▶
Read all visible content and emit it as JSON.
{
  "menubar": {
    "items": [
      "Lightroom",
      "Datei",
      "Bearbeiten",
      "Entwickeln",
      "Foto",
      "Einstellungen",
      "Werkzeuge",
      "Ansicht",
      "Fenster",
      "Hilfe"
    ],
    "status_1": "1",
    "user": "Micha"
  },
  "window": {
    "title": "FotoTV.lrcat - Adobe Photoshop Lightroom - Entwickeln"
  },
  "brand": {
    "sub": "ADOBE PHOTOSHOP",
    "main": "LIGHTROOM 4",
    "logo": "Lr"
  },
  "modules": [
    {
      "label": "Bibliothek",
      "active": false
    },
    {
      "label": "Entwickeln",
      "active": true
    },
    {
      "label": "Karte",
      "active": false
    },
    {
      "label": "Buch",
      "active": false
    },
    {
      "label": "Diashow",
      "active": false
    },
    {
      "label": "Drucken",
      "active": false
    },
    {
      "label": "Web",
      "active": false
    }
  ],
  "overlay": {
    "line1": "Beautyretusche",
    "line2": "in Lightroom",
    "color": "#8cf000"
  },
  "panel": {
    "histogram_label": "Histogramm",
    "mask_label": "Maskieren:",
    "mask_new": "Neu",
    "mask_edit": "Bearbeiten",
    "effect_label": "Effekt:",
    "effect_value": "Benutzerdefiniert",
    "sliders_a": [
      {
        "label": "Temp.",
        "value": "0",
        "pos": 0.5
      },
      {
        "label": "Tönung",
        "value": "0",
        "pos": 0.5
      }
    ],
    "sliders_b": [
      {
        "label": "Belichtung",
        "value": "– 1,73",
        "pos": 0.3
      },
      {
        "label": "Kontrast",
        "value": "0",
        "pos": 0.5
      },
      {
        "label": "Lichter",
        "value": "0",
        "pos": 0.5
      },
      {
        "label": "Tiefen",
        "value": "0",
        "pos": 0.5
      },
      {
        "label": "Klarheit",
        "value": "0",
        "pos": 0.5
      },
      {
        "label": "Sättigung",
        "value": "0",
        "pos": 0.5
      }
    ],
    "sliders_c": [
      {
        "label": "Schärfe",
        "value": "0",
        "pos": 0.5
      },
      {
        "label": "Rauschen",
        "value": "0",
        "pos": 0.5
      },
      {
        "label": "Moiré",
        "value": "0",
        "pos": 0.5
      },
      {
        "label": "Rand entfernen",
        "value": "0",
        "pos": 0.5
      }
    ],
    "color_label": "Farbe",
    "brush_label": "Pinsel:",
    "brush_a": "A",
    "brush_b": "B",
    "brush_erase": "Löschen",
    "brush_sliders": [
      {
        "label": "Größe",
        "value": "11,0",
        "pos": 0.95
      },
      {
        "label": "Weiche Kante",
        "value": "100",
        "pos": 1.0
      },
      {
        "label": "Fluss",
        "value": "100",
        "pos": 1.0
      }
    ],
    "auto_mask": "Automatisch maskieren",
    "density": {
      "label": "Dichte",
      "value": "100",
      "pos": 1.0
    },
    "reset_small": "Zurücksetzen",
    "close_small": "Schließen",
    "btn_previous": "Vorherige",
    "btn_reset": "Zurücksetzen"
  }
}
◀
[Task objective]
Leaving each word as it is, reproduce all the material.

[Answer box]
Read all visible content and emit it as JSON.
{
  "menubar": {
    "items": [
      "Lightroom",
      "Datei",
      "Bearbeiten",
      "Entwickeln",
      "Foto",
      "Einstellungen",
      "Werkzeuge",
      "Ansicht",
      "Fenster",
      "Hilfe"
    ],
    "status_1": "1",
    "user": "Micha"
  },
  "window": {
    "title": "FotoTV.lrcat - Adobe Photoshop Lightroom - Entwickeln"
  },
  "brand": {
    "sub": "ADOBE PHOTOSHOP",
    "main": "LIGHTROOM 4",
    "logo": "Lr"
  },
  "modules": [
    {
      "label": "Bibliothek",
      "active": false
    },
    {
      "label": "Entwickeln",
      "active": true
    },
    {
      "label": "Karte",
      "active": false
    },
    {
      "label": "Buch",
      "active": false
    },
    {
      "label": "Diashow",
      "active": false
    },
    {
      "label": "Drucken",
      "active": false
    },
    {
      "label": "Web",
      "active": false
    }
  ],
  "overlay": {
    "line1": "Beautyretusche",
    "line2": "in Lightroom",
    "color": "#8cf000"
  },
  "panel": {
    "histogram_label": "Histogramm",
    "mask_label": "Maskieren:",
    "mask_new": "Neu",
    "mask_edit": "Bearbeiten",
    "effect_label": "Effekt:",
    "effect_value": "Benutzerdefiniert",
    "sliders_a": [
      {
        "label": "Temp.",
        "value": "0",
        "pos": 0.5
      },
      {
        "label": "Tönung",
        "value": "0",
        "pos": 0.5
      }
    ],
    "sliders_b": [
      {
        "label": "Belichtung",
        "value": "– 1,73",
        "pos": 0.3
      },
      {
        "label": "Kontrast",
        "value": "0",
        "pos": 0.5
      },
      {
        "label": "Lichter",
        "value": "0",
        "pos": 0.5
      },
      {
        "label": "Tiefen",
        "value": "0",
        "pos": 0.5
      },
      {
        "label": "Klarheit",
        "value": "0",
        "pos": 0.5
      },
      {
        "label": "Sättigung",
        "value": "0",
        "pos": 0.5
      }
    ],
    "sliders_c": [
      {
        "label": "Schärfe",
        "value": "0",
        "pos": 0.5
      },
      {
        "label": "Rauschen",
        "value": "0",
        "pos": 0.5
      },
      {
        "label": "Moiré",
        "value": "0",
        "pos": 0.5
      },
      {
        "label": "Rand entfernen",
        "value": "0",
        "pos": 0.5
      }
    ],
    "color_label": "Farbe",
    "brush_label": "Pinsel:",
    "brush_a": "A",
    "brush_b": "B",
    "brush_erase": "Löschen",
    "brush_sliders": [
      {
        "label": "Größe",
        "value": "11,0",
        "pos": 0.95
      },
      {
        "label": "Weiche Kante",
        "value": "100",
        "pos": 1.0
      },
      {
        "label": "Fluss",
        "value": "100",
        "pos": 1.0
      }
    ],
    "auto_mask": "Automatisch maskieren",
    "density": {
      "label": "Dichte",
      "value": "100",
      "pos": 1.0
    },
    "reset_small": "Zurücksetzen",
    "close_small": "Schließen",
    "btn_previous": "Vorherige",
    "btn_reset": "Zurücksetzen"
  }
}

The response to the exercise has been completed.